10 Year Major League Baseball Player Jimmy Stewart passes away at age 73
From Clarksville (TN) Online
Nov 26, 2012
(c) Topps Baseball
Clarksville, TN – Jimmy Stewart, the former Austin Peay baseball great who was a member of the University's first athletic Hall of Fame class and enjoyed a 10-year major league baseball career, died Saturday in Tampa, FL.
A former Govs third baseman/shortstop, Steward was inducted into the APSU Athletics Hall of Fame in 1978-79 along with George Fisher, Halbert Harvill, Dick Hays, Tom Morgan, Stella Schupp and broadcaster Earl Walton a year after Dave Aaron was the lone inductee when the Hall of Fame was initiated in 1977-78.
In the pre-1970s, Stewart owned the program's highest single-season batting average when he hit .435 in 1961; he finished with a .369 career mark. As a senior, he was named All-Volunteer State Athletic Conference (VSAC) after he captained the Govs to an 11-4 record.
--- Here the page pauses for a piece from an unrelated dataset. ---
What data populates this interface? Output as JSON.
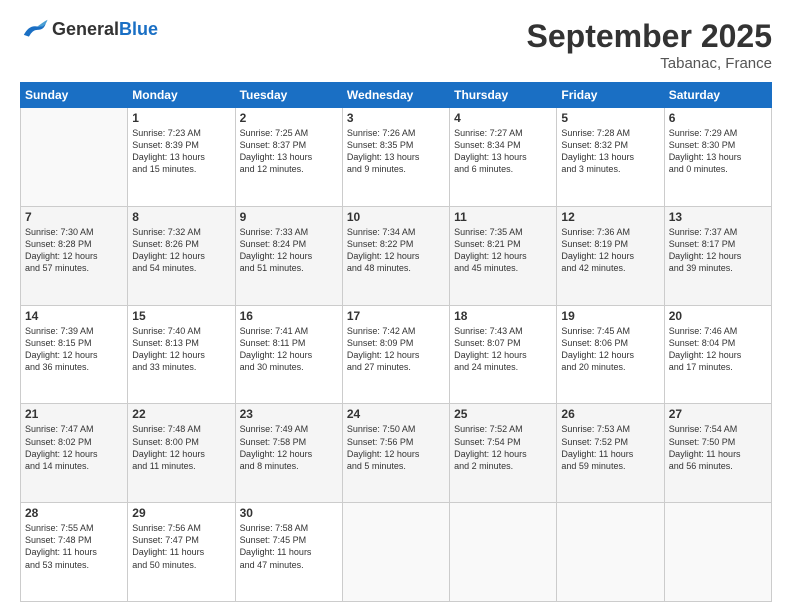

But Stewart was a multi-sport star. He was named All-VSAC in basketball during 1961, averaging 10.4 ppg and All-Regional in the NCAA South Central tournament after leading the Governors to a 22-9 record.
In track, he held the school record in 220-yard dash (22.6) for many years. The Opelika, AL, native was named recipient of the Joy Award in 1961 as Austin Peay’s most valuable senior athlete.
After college, Stewart strictly concentrated on baseball, where he played for the Chicago Cubs, Chicago White Sox, Cincinnati Reds and Houston Astros from 1963-1973.
Stewart came up with the Cubs as a middle infielder in 1963. He was purchased from the Cubs by the Chicago White Sox during the 1967 season. After playing in their minor league system for two seasons, he was drafted by the Cincinnati Reds from the White Sox in the 1968 Rule 5 draft.
On November 29th, 1971, Stewart was part of a famous trade that brought future Hall of Famer Joe Morgan, César Gerónimo, Ed Armbrister, Jack Billingham, and Denis Menke to the Reds from the Houston Astros for Stewart, Lee May and Tommy Helms.
After his playing days, Stewart served as a longtime scout, including 11 years back with the Reds.
According to reports, he played a major role in the trades that built the Reds' 1990 world championship team, including those that brought the Reds Danny Jackson and Jose Rijo, anchors of that staff.
He's also was credited with writing the scouting report on Oakland before the 1990 World Series that convinced Reds manager Lou Piniella that the Reds would upset the A's.
Funeral services will be held in both Florida and Alabama.